The four years since Rick and Linda Caldwell returned to live in his childhood home in Baldwyn have been a journey.
The journey for Linda Caldwell, a retired teacher, and her husband, a Tupelo banker, has led to the interior transformation of their Frank Lloyd Wright-style home.
Linda Caldwell said the changes blend the furnishings left to the couple by Rick’s late mother and her own design preferences.
“I couldn’t have done it without the help of the people at Staggs,” she said. “Kelly Holcomb and Pat Kilpatrick helped with every aspect of bringing it all together.”
The late Dr. Gene and Mrs. Eugenia Caldwell, Rick’s parents, had the home built in the early 1950s and worked with one of Frank Lloyd Wright’s proteges, Linda Caldwell said.
When Rick and Linda Caldwell married in 1980, it was in front of the floor-to-ceiling windows in the home’s living room.
“I couldn’t have asked for better in-laws,” she said. “We were so lucky to be left this house.”
Eugenia Caldwell lived in the house until her passing in 2008, and along with the house, she left her extensive collection of Asian-influenced furnishings.
Linda Caldwell’s design goal was to blend the elder Mrs. Caldwell’s style with her own contemporary and antique pieces.
The home’s footprint encompasses 2,500 square feet and features the simple, clean lines that are a signature of homes designed with the renowned architect’s influence.

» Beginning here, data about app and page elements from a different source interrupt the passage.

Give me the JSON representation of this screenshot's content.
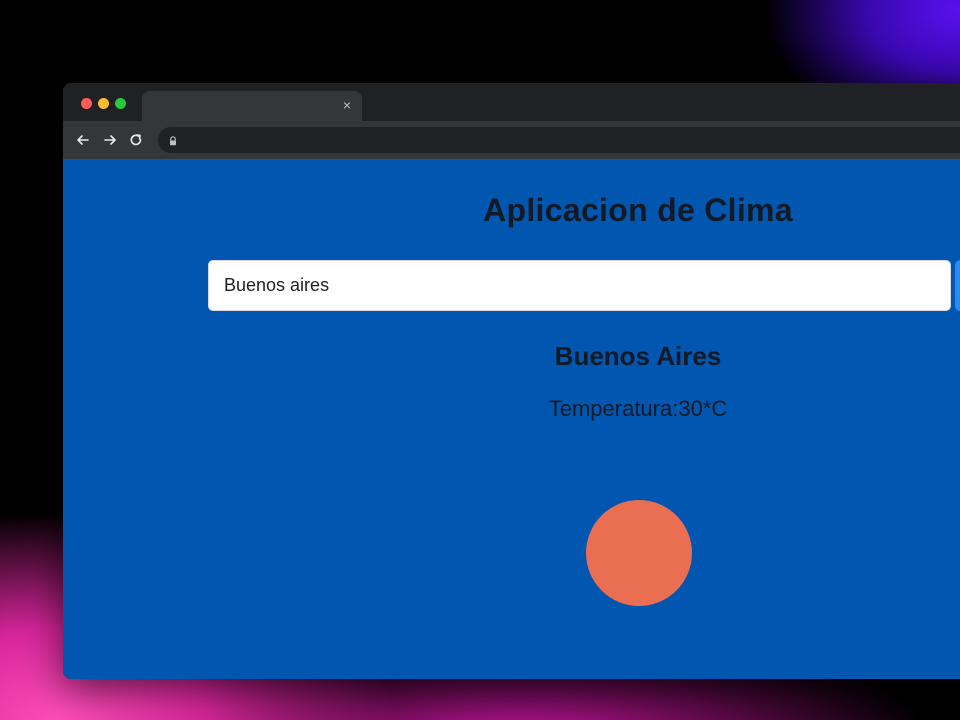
{
  "browser": {
    "tab_close_glyph": "×",
    "traffic_lights": {
      "close_color": "#ff5f57",
      "minimize_color": "#febc2e",
      "maximize_color": "#28c840"
    },
    "icons": {
      "back": "arrow-left-icon",
      "forward": "arrow-right-icon",
      "reload": "reload-icon",
      "lock": "lock-icon"
    }
  },
  "app": {
    "title": "Aplicacion de Clima",
    "search": {
      "value": "Buenos aires"
    },
    "result": {
      "city": "Buenos Aires",
      "temperature": "Temperatura:30*C"
    },
    "weather_icon": "sun-icon",
    "colors": {
      "page_background": "#0156b0",
      "sun": "#ea6e52",
      "button": "#2a8bf2",
      "text": "#121a26"
    }
  }
}
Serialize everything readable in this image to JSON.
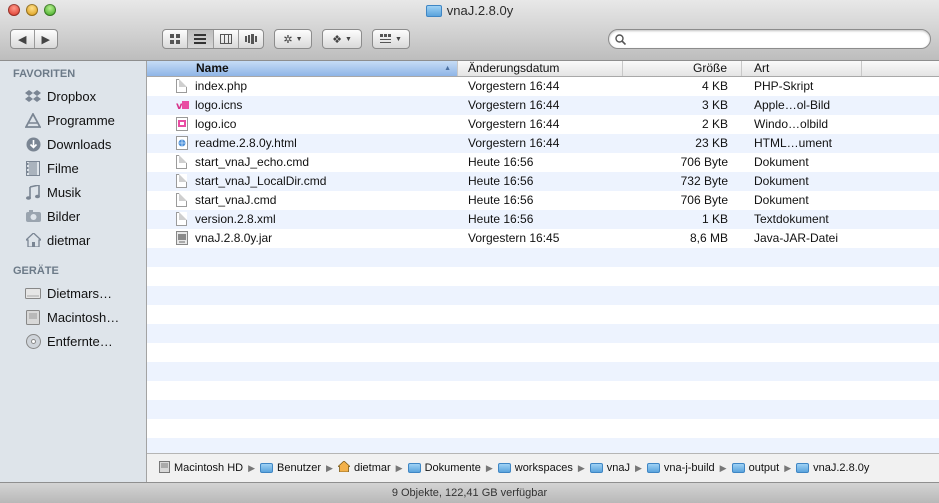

The main floor is constructed in a linear design that lies left and right of two front entry doors.
Both Asian influences and antiques are displayed from the home’s front entrance that leads to the signature Wright-style of open floor plan.
In the living room, no draperies frame the three tall windows, welcoming the natural light and giving a panoramic view of the 10 acres of park-like property with its man-made lake.
“We’re in the city of Baldwyn, but it’s like being in the country,” Linda Caldwell said. “Our lake has carp, catfish, bream, a variety of fish, and we’re always seeing herons, ducks, deer and all kinds of animals.”
Walls in the living room soar to a ceiling constructed of shiplap boards. The room’s accent wall displays both a sculptural piece and a painting by famed Mississippi artist George Wardlaw, whom Dr. Caldwell sponsored in his early career.
The accent wall also supports the living room side of a pass-through raised fireplace, whose other side opens into the dining room.
The entire living area brings the outdoors in. Waist-to-ceiling windows surround the dining room, opening the room up to another view of the downhill path to the lake and a gazebo constructed in the 1970s.
Family gatherings take place around the same rectangular Danish modern dining table the elder Mrs. Caldwell used, though the kitchen has been completely remodeled.
“Rick is a fabulous cook and he wanted a gas top range and Jenn-Air appliances, so I said, ‘Honey, whatever you want,’” Linda Caldwell said.
The ceiling-high and under-counter cherry wood cabinets, along with an island, provide plenty of storage. One feature Linda Caldwell loves is a drawer-style microwave, so she doesn’t have to rise on tiptoe to see inside an over-the-range style.
Cork rather than hardwood has been used on floors throughout the home, a material that is considered easy on backs and knees.
From behind the kitchen island, the flow is through a butler’s pantry that leads right back to the front hallway.
“It’s a design I saw in Southern Living magazine, and Barry Pierce and Anita Dillard of Pierce Cabinets did a great job creating just what I wanted,” she said.
The open pantry design includes a custom display cabinet that houses Linda Caldwell’s crystal and china collections, as well as a felt-lined drawer for her silverware.
Continuing down the front hall, and on the opposite side of the formal living room is the den, where more high windows allow light to permeate the room.
“Rick wanted to keep some things like his mother and daddy had it, and I wanted it to feel a lot like his childhood home,” Linda Caldwell said.
The hallway is situated along the house’s front wall, and leads to the three bedrooms and baths. The windows throughout the house that are a highlight of the home’s design are mostly unadorned, so that the views outside those windows become a focal point.
From the outside, many of the house’s unique features are not visible, enclosed by the house’s linear brick front walls.
A small courtyard and garden with bubbling fountain are the setting for a table and chairs for a quiet cup of morning coffee.
Across a two-vehicle carport from the courtyard is a hidden patio with more tables, chairs, and a good vantage point above the hillside garden that leads down to the lake.
“It was unexpected that we’d decide to move from Tupelo to Baldwyn at this stage of our lives, but Baldwyn is such a nice town, it’s really come alive,” Linda Caldwell said. “It’s been a nice transition and I can’t say enough nice things about Baldwyn.”